Love it or hate it, Americans understand the process of choosing a president through the Electoral College. With independent candidates joining the major party nominees on the ballot in swing states in 2024, what happens if no candidate receives a 270-vote majority of the Electoral College? Your vote this year for Congress or the US Senate might make a difference in the choice of president and vice president.

Amendment 12 of the United States Constitution creates a process called “contingent election” when no candidate wins a majority of the Electoral College. In a contingent election, the president is chosen by the members of the incoming Congress elected to the US House in 2024 “immediately” after the Electoral votes are canvassed on Jan. 6, 2025 under current law.

The vice president is chosen by the members of the US Senate who are elected in 2024 or whose terms expire later.

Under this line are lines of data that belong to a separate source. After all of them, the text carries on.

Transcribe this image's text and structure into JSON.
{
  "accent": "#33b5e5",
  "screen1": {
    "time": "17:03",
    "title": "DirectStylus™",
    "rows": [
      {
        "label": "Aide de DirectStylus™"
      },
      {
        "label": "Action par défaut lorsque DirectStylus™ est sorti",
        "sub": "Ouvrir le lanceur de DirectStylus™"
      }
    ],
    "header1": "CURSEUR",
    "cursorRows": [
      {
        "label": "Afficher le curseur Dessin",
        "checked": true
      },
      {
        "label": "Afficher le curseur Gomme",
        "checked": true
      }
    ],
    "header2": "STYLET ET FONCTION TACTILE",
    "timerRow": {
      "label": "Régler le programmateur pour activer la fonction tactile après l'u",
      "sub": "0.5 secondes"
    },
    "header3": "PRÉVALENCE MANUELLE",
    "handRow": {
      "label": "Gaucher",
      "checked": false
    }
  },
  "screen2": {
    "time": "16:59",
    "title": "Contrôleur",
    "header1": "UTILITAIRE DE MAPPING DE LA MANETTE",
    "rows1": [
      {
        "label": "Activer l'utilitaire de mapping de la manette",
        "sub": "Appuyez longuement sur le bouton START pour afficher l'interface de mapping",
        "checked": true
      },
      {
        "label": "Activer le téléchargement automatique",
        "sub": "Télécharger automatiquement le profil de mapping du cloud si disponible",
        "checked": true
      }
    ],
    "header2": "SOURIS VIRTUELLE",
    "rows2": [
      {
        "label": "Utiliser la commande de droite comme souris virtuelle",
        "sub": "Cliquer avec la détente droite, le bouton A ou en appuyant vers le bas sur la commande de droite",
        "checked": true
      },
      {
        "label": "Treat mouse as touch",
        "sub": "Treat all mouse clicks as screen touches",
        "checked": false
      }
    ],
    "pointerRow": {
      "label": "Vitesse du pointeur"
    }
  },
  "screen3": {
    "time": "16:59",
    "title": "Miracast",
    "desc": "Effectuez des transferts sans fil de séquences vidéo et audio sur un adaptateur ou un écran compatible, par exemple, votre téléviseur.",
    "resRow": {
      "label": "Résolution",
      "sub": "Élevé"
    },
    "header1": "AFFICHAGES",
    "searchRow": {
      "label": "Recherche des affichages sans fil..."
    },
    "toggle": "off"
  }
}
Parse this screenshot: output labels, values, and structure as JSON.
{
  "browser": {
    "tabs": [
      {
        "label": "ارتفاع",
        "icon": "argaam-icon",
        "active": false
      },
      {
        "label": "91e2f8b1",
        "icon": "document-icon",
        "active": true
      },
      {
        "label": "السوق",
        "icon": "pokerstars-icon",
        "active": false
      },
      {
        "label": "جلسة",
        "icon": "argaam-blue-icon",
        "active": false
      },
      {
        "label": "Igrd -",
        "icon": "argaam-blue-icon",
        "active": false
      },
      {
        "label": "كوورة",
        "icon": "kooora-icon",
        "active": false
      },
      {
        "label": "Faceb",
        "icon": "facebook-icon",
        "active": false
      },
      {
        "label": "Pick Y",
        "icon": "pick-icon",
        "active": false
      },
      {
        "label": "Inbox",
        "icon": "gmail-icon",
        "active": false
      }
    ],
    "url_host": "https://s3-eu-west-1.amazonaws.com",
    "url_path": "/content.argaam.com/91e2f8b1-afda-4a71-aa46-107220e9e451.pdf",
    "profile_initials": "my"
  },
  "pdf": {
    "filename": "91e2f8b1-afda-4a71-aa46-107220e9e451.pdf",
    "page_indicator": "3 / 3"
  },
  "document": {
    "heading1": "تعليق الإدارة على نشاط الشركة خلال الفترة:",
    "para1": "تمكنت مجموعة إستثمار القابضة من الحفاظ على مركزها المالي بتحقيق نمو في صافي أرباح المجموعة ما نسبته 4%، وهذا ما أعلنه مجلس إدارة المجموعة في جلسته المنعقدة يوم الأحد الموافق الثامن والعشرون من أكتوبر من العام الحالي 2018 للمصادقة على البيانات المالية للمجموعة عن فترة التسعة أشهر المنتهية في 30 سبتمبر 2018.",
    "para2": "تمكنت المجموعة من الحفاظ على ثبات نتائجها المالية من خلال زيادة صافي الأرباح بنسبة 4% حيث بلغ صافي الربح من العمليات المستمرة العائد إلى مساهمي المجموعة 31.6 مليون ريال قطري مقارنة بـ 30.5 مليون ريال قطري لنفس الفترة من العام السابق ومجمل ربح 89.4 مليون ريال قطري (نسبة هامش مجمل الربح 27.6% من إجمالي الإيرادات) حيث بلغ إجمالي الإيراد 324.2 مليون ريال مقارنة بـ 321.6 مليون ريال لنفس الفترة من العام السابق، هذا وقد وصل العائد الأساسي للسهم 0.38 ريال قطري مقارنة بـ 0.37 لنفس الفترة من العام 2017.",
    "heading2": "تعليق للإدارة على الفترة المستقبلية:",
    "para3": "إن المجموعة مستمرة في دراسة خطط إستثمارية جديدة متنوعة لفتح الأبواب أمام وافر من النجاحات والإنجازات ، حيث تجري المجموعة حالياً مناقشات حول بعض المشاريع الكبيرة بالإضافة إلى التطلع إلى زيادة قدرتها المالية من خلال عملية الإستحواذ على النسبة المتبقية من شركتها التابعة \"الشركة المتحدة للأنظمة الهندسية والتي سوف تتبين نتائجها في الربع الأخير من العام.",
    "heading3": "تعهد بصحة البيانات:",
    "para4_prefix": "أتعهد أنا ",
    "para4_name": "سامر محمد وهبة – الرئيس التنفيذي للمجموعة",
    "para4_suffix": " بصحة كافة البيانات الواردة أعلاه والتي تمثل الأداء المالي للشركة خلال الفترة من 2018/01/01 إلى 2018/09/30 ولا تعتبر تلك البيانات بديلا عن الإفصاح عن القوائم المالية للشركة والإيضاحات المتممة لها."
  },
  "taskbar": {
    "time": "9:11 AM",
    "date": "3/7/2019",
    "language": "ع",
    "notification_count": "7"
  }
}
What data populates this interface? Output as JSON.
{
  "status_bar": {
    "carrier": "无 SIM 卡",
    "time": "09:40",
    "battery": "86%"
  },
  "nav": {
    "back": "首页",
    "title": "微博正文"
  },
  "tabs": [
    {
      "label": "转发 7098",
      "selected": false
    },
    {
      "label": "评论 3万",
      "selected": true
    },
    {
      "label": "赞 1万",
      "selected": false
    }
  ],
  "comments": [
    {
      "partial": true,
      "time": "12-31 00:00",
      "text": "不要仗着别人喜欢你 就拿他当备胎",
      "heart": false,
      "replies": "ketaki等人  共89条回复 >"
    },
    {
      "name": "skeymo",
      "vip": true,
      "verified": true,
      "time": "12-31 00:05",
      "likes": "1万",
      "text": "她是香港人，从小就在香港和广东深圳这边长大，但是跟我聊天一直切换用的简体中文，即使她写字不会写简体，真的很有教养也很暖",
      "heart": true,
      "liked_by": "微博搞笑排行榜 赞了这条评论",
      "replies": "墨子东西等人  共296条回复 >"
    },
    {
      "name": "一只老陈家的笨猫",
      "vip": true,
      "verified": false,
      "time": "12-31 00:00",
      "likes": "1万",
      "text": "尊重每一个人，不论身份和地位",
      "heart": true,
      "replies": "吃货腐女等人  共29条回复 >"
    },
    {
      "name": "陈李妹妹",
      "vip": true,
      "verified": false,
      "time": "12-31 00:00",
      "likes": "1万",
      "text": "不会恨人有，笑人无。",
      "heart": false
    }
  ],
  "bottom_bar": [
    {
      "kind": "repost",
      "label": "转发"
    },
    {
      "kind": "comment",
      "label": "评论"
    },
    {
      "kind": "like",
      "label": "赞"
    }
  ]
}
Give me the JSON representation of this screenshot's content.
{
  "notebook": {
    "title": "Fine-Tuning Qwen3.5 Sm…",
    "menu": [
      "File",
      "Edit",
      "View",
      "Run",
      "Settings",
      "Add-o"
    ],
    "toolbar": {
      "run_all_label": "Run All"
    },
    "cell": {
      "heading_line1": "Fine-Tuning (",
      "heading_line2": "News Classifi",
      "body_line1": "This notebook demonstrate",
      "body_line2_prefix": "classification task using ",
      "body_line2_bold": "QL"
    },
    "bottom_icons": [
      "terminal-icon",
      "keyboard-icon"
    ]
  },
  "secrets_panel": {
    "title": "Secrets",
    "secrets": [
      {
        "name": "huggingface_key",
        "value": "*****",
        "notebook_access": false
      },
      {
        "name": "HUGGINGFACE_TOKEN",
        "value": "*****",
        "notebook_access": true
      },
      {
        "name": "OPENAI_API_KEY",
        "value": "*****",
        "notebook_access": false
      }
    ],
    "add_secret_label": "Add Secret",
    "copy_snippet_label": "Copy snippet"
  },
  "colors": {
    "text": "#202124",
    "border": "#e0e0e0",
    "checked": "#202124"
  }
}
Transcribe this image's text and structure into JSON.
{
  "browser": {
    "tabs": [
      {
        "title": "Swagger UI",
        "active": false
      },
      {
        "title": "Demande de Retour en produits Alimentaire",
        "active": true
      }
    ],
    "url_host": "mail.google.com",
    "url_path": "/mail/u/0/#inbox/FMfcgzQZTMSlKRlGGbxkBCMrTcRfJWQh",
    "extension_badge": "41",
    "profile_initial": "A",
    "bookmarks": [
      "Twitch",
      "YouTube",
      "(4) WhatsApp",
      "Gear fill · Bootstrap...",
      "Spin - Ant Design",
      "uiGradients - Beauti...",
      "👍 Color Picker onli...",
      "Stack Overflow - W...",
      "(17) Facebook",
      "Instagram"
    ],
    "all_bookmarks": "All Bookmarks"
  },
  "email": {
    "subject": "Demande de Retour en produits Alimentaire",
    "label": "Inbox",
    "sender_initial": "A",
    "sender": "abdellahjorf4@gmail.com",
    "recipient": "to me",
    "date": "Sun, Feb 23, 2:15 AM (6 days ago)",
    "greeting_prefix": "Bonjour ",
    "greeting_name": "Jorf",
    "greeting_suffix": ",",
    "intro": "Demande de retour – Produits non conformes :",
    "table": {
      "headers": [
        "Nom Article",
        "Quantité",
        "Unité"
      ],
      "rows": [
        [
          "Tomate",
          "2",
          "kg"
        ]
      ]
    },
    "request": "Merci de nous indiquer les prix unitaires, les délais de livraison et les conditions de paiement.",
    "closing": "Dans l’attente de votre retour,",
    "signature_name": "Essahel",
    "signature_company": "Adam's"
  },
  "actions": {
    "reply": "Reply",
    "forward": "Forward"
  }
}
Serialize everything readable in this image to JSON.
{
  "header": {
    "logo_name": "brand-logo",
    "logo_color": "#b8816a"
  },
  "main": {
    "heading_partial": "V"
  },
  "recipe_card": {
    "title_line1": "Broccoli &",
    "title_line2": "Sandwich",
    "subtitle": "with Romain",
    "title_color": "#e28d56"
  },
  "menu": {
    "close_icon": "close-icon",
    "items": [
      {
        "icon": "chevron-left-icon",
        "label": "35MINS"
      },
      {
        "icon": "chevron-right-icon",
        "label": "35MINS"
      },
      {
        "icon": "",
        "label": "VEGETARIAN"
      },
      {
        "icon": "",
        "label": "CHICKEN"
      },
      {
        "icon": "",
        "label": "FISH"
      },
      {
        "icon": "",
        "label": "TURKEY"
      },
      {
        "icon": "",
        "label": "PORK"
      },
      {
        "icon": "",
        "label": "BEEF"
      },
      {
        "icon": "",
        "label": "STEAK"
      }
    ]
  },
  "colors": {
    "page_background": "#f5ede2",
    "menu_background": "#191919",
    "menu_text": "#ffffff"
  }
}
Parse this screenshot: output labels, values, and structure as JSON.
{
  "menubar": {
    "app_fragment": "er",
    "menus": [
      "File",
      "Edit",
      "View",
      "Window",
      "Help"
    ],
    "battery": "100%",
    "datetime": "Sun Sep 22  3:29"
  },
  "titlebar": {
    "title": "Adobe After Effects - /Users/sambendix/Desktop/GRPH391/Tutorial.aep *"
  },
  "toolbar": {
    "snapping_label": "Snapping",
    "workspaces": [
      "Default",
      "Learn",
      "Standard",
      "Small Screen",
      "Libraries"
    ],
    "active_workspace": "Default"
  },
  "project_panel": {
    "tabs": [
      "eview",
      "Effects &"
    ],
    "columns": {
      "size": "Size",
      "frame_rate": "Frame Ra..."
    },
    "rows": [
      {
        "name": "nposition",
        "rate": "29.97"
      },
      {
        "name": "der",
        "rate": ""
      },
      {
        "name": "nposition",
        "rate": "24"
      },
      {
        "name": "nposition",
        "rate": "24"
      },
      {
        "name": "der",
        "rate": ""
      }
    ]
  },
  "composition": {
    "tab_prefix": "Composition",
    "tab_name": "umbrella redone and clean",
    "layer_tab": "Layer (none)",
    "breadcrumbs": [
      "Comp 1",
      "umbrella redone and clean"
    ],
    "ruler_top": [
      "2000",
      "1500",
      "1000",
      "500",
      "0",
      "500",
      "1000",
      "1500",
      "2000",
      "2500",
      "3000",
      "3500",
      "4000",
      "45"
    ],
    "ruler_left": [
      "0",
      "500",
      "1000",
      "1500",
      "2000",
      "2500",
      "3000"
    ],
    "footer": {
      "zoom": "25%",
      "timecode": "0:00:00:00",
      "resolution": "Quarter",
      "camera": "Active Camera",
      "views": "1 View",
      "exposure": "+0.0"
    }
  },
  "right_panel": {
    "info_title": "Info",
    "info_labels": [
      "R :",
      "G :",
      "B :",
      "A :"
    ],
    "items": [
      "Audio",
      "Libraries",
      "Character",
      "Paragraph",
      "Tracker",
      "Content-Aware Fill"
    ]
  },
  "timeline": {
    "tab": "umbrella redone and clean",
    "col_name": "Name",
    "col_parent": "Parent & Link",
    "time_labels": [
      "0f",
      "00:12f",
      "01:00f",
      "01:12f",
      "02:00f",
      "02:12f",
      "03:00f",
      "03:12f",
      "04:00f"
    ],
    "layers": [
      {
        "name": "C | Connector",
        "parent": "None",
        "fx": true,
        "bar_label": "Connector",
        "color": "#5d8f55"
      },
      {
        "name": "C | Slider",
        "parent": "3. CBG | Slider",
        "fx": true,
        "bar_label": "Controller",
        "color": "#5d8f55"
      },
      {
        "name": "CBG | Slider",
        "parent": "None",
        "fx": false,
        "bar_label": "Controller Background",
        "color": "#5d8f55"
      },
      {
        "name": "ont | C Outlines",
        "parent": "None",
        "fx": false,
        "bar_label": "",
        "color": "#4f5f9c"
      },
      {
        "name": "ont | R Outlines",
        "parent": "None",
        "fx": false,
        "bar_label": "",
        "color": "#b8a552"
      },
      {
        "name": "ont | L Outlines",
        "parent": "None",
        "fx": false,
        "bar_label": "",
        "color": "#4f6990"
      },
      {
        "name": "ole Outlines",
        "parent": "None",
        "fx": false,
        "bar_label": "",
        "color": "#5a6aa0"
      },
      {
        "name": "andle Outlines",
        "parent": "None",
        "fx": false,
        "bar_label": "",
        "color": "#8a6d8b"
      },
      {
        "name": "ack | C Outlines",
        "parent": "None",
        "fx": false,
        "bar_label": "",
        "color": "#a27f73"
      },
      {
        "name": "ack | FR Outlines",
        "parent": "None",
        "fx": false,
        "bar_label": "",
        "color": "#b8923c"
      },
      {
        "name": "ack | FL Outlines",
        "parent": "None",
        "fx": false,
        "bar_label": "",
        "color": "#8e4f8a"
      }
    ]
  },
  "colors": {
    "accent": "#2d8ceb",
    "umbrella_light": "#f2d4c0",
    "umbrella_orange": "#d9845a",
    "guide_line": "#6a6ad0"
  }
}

It will be up to the House and Senate majorities to decide the procedures for voting, provided they play by the broad rules described in the 12th Amendment.

In the House, members of Congress must choose the next president from among the top three candidates for President who have won at least one vote in the electoral college.  Senators must choose the vice president from among the top two candidates for vice president who have won at least one vote in the electoral college.

There is no requirement that the president and vice president be members of the same political party.  So a bipartisan unity ticket of a president and vice president from different parties is possible. There are slightly different procedures in each chamber for choosing the president and vice president.

For the office of president, the Constitution provides that each state casts one collective vote for its choice of president. For example, South Dakota, with one member of Congress, has the same voting power for president as California, with its 52 members of Congress.

In the current House, Republicans hold the most states with a majority in 26 states. On the other hand, Democrats hold the majority in 22 states, with North Carolina and Minnesota evenly split. However, several swing states, including Pennsylvania and Michigan only have a one seat majority, highlighting the potential for significant change in the 2025 House depending on the outcome of the 2024 congressional elections.

For the office of vice president, the Constitution provides for election between the top two candidate for vice president by majority vote of the Senate. Some pundits predict that Democrats will reclaim the House while Republicans flip the Senate in the 2024 election.

In the House, the Constitution requires that a quorum of two-thirds of the states be present before any contingent election can begin. But both the House and the Senate have discretion to set their own rules for contingent election proceedings, so long as they comply with the overall provisions of the Constitution.

Contingent election of a president has happened only once in American history since enactment of the 12th Amendment. John Quincy Adams was elected on the first ballot to be president by the House two months after no candidate won a majority of the Electoral votes in the 1824 election. Adams had finished second to Andrew Jackson in a four-person campaign for the presidency.

John Quincy Adams’ presidency was impeded by an uncooperative Congress, but he is widely viewed favorably by historians as a public servant who opposed slavery, supported the rights of women and Native Americans, advocated for federally funded infrastructure projects, and urged engagement with the countries of Latin America.

If the bipartisan votes to oust former House Speaker McCarthy are any indication, don’t expect a clear party-line path to victory for any candidate. In a contingent election, merit selection might actually prevail over political party preferences. And based on history’s view of John Quincy Adams, maybe that would not be a bad result.

Dan Winslow is a former Massachusetts judge who now serves as president of the non-profit, non-partisan New England Legal Foundation.  Vincent Gritzuk is a Boston College Law student who is the Faberman Fellow at NELF.